  • Cook, Phillip Dan; Acevedo, Oscar L.; Davis, Peter W.; Ecker, David J.; Hebert, Normand. Preparation of ethylene glycol phosphate linked oligodeoxyribonucleotides as phospholipase A2 inhibitors. U.S. (1999), 39 pp., Cont.-in-part of U.S. Ser. No. 179,970. CODEN: USXXAM US 5886177 A 19990323 CAN 130:237811 AN 1999:205354

External links

  • Meggers Laboratory
  • Simpler than DNA - Chemical and engineering news
This article was sourced from Creative Commons Attribution-ShareAlike License; additional terms may apply. World Heritage Encyclopedia content is assembled from numerous content providers, Open Access Publishing, and in compliance with The Fair Access to Science and Technology Research Act (FASTR), Wikimedia Foundation, Inc., Public Library of Science, The Encyclopedia of Life, Open Book Publishers (OBP), PubMed, U.S. National Library of Medicine, National Center for Biotechnology Information, U.S. National Library of Medicine, National Institutes of Health (NIH), U.S. Department of Health & Human Services, and, which sources content from all federal, state, local, tribal, and territorial government publication portals (.gov, .mil, .edu). Funding for and content contributors is made possible from the U.S. Congress, E-Government Act of 2002.
Crowd sourced content that is contributed to World Heritage Encyclopedia is peer reviewed and edited by our editorial staff to ensure quality scholarly research articles.
By using this site, you agree to the Terms of Use and Privacy Policy. World Heritage Encyclopedia™ is a registered trademark of the World Public Library Association, a non-profit organization.

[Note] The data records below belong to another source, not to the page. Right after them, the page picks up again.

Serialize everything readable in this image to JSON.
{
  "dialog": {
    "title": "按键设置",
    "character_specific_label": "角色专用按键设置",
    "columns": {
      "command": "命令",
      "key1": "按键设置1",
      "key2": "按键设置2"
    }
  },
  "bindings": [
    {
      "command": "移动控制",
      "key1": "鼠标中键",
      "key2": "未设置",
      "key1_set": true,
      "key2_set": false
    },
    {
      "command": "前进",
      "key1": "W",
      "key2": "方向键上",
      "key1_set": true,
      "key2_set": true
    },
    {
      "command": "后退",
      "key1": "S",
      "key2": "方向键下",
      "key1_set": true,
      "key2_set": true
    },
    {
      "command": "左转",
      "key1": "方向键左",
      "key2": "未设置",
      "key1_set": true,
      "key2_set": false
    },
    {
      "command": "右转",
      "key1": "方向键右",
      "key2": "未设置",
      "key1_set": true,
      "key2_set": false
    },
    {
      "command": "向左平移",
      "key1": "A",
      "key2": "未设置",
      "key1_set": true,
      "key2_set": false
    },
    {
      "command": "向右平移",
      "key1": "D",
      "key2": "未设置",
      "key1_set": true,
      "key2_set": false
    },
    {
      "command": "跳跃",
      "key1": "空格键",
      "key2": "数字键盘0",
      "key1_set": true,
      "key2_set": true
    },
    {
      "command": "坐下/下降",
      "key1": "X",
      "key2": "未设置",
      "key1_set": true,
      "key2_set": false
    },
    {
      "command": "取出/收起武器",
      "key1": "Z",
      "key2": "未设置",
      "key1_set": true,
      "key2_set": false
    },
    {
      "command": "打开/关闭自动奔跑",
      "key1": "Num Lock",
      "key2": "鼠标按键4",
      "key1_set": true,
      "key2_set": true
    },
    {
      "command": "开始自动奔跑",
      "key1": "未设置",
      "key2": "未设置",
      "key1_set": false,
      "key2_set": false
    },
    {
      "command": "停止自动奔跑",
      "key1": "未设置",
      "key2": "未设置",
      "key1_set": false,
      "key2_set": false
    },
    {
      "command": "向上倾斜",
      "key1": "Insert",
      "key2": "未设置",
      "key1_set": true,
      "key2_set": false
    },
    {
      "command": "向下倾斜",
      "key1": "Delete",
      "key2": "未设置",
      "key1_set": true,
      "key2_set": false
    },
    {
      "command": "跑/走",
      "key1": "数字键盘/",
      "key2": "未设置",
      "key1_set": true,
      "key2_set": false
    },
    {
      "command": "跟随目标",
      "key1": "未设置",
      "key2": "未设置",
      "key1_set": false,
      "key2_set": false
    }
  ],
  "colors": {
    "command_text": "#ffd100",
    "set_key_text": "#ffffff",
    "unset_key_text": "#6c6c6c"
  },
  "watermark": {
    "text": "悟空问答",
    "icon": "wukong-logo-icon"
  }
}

Copyright © World Library Foundation. All rights reserved. eBooks from Hawaii eBook Library are sponsored by the World Library Foundation,
a 501c(4) Member's Support Non-Profit Organization, and is NOT affiliated with any governmental agency or department.